Boston Area Puerto Ricans Join Historic Campaign

The May 2 event inducting nine leaders of the Boston Puerto Rican community into Centro’s 100 Puerto Ricans Preserving Our History campaign exemplified the strength of how one generation inspires the next.

Jeffrey Sánchez, a Boston state representative, was on hand to applaud his mother, honoree Maria Sánchez, founder of the Mission Main Tenants Task Force. Felix G. Arroyo, a former city councilor who recently ran for mayor and is currently the chief of city’s Department of Health and Human Services, applauded his father, Felix D. Arroyo, also a former city councilor (at large) and the first Latino to run citywide. And the entire dance troupe Estrellas Tropicales came to honor their late founder, honoree Felita Oyola, and they also entertained the over 100 participants in the event held at Villa Victoria.
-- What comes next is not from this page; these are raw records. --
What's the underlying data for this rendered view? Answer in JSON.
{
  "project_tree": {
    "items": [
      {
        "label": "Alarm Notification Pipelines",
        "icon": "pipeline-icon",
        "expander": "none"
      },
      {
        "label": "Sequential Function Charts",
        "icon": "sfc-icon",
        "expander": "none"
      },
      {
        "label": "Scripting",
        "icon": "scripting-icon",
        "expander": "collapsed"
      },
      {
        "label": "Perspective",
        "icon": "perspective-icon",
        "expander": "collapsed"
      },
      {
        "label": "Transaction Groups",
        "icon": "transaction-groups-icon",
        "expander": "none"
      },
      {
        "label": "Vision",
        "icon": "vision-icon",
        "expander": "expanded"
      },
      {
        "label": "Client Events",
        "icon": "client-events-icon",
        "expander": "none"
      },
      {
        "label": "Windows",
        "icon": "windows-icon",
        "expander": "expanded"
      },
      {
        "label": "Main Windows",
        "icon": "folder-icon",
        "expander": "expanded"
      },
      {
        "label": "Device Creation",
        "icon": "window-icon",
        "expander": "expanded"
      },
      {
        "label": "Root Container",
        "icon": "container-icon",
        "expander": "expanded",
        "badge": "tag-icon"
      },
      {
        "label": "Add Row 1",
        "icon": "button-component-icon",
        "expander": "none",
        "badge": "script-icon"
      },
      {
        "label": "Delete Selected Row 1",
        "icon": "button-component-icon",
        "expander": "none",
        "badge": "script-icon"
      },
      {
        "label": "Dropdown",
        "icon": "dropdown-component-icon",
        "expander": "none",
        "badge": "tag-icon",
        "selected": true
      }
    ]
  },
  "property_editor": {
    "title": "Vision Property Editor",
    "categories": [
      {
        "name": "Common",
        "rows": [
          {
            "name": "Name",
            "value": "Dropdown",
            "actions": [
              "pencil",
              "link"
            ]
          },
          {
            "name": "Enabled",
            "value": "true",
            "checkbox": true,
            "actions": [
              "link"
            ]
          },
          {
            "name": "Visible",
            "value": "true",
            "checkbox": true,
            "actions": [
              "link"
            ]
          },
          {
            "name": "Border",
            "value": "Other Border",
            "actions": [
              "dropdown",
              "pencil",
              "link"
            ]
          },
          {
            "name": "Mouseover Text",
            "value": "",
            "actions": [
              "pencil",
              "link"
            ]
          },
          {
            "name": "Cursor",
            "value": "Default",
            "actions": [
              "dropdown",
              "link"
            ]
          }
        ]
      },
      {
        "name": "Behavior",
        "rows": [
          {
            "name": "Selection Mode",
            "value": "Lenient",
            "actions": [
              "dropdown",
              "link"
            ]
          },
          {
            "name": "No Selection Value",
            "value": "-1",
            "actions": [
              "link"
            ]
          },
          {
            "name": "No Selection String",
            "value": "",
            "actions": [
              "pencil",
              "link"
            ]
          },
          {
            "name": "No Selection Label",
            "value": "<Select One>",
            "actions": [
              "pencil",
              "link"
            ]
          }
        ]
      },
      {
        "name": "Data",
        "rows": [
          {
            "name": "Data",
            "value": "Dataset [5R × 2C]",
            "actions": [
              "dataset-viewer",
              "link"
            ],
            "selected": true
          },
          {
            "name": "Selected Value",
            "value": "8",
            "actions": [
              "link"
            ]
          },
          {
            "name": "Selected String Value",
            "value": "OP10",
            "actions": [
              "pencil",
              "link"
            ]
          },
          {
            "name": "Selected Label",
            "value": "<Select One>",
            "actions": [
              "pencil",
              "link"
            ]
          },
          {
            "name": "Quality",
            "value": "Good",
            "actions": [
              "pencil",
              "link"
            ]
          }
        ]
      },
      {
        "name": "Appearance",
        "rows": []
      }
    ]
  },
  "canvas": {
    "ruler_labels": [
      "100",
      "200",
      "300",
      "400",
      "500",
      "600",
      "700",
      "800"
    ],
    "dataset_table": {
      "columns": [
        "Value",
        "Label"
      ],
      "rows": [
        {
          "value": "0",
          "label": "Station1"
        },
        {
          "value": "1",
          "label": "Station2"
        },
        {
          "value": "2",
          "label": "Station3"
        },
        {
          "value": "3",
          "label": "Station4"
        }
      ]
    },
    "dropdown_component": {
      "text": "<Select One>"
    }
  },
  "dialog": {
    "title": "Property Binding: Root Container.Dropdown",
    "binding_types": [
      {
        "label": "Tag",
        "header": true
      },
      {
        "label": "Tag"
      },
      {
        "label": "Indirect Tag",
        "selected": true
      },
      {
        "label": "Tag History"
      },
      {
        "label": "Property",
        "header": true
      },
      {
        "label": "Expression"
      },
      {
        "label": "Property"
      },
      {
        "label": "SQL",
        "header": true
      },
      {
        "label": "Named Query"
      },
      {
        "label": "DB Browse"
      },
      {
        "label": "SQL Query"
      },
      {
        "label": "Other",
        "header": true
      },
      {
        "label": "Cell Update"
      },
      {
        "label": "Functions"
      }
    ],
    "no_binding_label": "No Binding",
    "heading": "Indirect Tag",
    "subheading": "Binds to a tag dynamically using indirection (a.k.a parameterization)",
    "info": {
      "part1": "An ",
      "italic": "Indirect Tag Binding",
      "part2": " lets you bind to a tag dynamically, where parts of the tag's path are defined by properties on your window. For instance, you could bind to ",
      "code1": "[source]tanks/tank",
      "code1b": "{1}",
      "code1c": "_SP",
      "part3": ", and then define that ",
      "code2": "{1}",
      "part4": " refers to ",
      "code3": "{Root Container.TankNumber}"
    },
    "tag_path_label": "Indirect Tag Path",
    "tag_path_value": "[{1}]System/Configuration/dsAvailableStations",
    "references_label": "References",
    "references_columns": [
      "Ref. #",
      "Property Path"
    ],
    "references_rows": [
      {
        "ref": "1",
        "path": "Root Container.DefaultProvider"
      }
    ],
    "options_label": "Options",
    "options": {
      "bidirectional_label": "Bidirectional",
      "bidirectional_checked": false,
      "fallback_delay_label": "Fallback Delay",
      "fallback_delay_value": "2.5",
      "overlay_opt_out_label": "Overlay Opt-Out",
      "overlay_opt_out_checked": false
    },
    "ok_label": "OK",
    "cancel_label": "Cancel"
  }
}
Six other outstanding achievers were also honored – Jovita Fontanez, first woman/and Latina elected to and commissioner of the City of Boston’s Election Department; Miguel Fuentes, a longtime small business owner and Mission Hill community activist; Dr. Ernesto González, professor of dermatology at Harvard Medical School; radio host José Massó; Purple Heart medal winner Tony Molina; and combat veteran Jaime Rodriguez, president of the Puerto Rican Veterans Monument Square Association.

The Boston achievers joined the more than 100 individuals or organizations who have already agreed to donate their papers and/or oral histories to the Centro Archives as part of the campaign, which is aimed at preserving the legacy and heritage of the Puerto Rican community in the United States. Their contributions will add regional depth and breadth to the holdings of the renowned Centro Archives.

“The Boston leadership expressed great appreciation for being recognized for their achievements,” said Omar Dauhajre, Centro’s communications coordinator, who introduced those honored. “But they also understood how important it is for them to donate their unique stories to the Archives.”

Centro Director Edwin Meléndez noted that Centro had long been focused on the New York metropolitan area because that was the center of Puerto Rican life in the United States. “But as the Puerto Rican population grew and moved to communities across the nation, Centro needs to move with them, documenting lives in the new enclaves and introducing the far-flung communities to the services and research Centro provides, ” Meléndez said. He pointed out that the Boston was the site of the second Massachusetts event; the first in Worcester. Similar events have been held in Miami, Central Florida, Philadelphia, Washington and Chicago.